Pinocchio tales have been done dozens of times before, but never approaching what Guillermo del Toro has brought to the table with Netflix’s stop-motion animated masterpiece. As the disturbing story unfolds, it already had me in tears when we follow a grief-stricken Geppetto. Pinocchio himself is charming and sweet, yet naive and childlike. This is what we should take away from the movie for sure, not finding the character to be annoying. Musical numbers are sparse but effective, yet its ending is what truly left a mark on me. The storyline brings forth wonderful messages about legacy and what it means to live life to the fullest. I wept.
Where to watch: Theaters
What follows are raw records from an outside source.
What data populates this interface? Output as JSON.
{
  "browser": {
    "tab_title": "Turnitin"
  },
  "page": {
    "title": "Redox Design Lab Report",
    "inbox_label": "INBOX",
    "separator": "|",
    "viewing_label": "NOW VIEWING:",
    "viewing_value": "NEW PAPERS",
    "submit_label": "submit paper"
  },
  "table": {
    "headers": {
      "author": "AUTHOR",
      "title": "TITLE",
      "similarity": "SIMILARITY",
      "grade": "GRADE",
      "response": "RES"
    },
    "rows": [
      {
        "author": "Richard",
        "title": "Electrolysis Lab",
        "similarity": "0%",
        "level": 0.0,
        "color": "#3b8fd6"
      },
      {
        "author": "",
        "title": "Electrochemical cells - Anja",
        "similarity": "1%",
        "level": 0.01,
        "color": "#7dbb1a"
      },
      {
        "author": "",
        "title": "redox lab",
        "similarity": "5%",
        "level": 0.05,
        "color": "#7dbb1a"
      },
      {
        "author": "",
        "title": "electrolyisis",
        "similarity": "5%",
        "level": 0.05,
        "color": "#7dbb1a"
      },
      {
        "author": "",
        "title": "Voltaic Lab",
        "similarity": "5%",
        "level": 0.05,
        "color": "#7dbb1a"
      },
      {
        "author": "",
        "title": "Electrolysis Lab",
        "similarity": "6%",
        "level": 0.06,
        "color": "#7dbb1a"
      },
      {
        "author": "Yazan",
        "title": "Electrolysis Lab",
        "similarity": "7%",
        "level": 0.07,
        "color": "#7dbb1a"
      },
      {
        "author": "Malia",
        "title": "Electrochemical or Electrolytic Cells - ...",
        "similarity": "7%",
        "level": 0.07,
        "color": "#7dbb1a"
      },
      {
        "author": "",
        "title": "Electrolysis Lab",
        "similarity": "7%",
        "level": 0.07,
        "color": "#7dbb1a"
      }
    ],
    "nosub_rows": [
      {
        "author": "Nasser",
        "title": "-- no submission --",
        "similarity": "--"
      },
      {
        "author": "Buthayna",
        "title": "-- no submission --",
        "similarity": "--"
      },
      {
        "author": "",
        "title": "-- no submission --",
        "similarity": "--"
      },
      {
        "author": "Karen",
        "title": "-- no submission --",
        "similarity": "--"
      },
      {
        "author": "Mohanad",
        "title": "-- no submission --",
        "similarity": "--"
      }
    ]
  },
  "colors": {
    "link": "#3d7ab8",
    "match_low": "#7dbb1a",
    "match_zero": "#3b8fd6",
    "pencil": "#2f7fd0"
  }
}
Who would have thought that returning to the world of Pandora would be quite this breathtaking? I should have learned a long time ago never to underestimate James Cameron. In the decade-plus since the original Avatar, he has clearly learned from the minor criticisms. The Way of Water places character work and the bonds of family over spectacle and special effects—though those are both notably here in spades. The final hour, an impressive, tense, and stunning action-packed ordeal, is Cameron in his purest form. By building up the family unit and getting us to care for the Sully tribe, we obsess over their well-being. The Way of Water has the best visuals of the year, bar none.
Where to watch: Peacock
Is Nope Jordan Peele’s best movie yet? Yep! Color me shocked that a mysterious, sci-fi horror flick heavily inspired by Jaws ended up being quite this good. The movie contains no less than three instantly-classic sequences of true terror. Not only is Nope a phenomenal horror, but it has potent messaging about what it means to become a spectacle strictly for the amusement of others. Led by Daniel Kaluuya and Keke Palmer, Nope is black excellence personified. This title had me thinking more than anything else I watched this year, and left an impression that maintains far beyond the uplifting closing moments.
Where to watch: VOD
A half-animated film about a talking shell with googly eyes being one of the best of the year was a scenario I truly did not see coming, and yet here we are. Marcel the Shell with Shoes On is so clever and so intricately constructed from top to bottom. Few films manage to succeed with a mockumentary device, so I was doubly surprised that Marcel maintains the same look and feel as the numerous shorts created over the years for this character. Having an attachment to these silly little shorts for years now, I still did not anticipate the depth of emotionality that would be brought to the table. By taking a meta approach, the script from Fleischer-Camp, Paley, and Jenny Slate is a joy even as it drove me to tears. Rare is a film that allows both adults and children alike to be in on the joke.
Where to watch: Showtime/VOD
What more can I saw about my favorite movie of the year? Radio Silence, who already proved they can excel in horror with 2019’s Ready or Not, honor the legacy of Wes Craven’s creation by crafting a love letter to this franchise. Everyone involved in this realizes the iconic and perfect original 1996 movie is unbeatable, so what better way to pay tribute? Testing the audience’s knowledge of Scream is a stroke of genius worthy of the horror hall of fame. There is a particular reason this is called Scream and not just Scream 5, but I do wish it had a subtitle to it that would help differentiate. Seamlessly weaving legacy characters in against memorable new ones with distinct personalities is no easy feat, but Scream makes it effortless. Over the many months since release, this fifth entry in the series became a comfort watch that I cannot resist. In the words of Richie, “this is my boner pills.”
Editor’s Picks: Allison’s Favorites of 2022
Thank you for reading, and we look forward to the movie magic of 2023!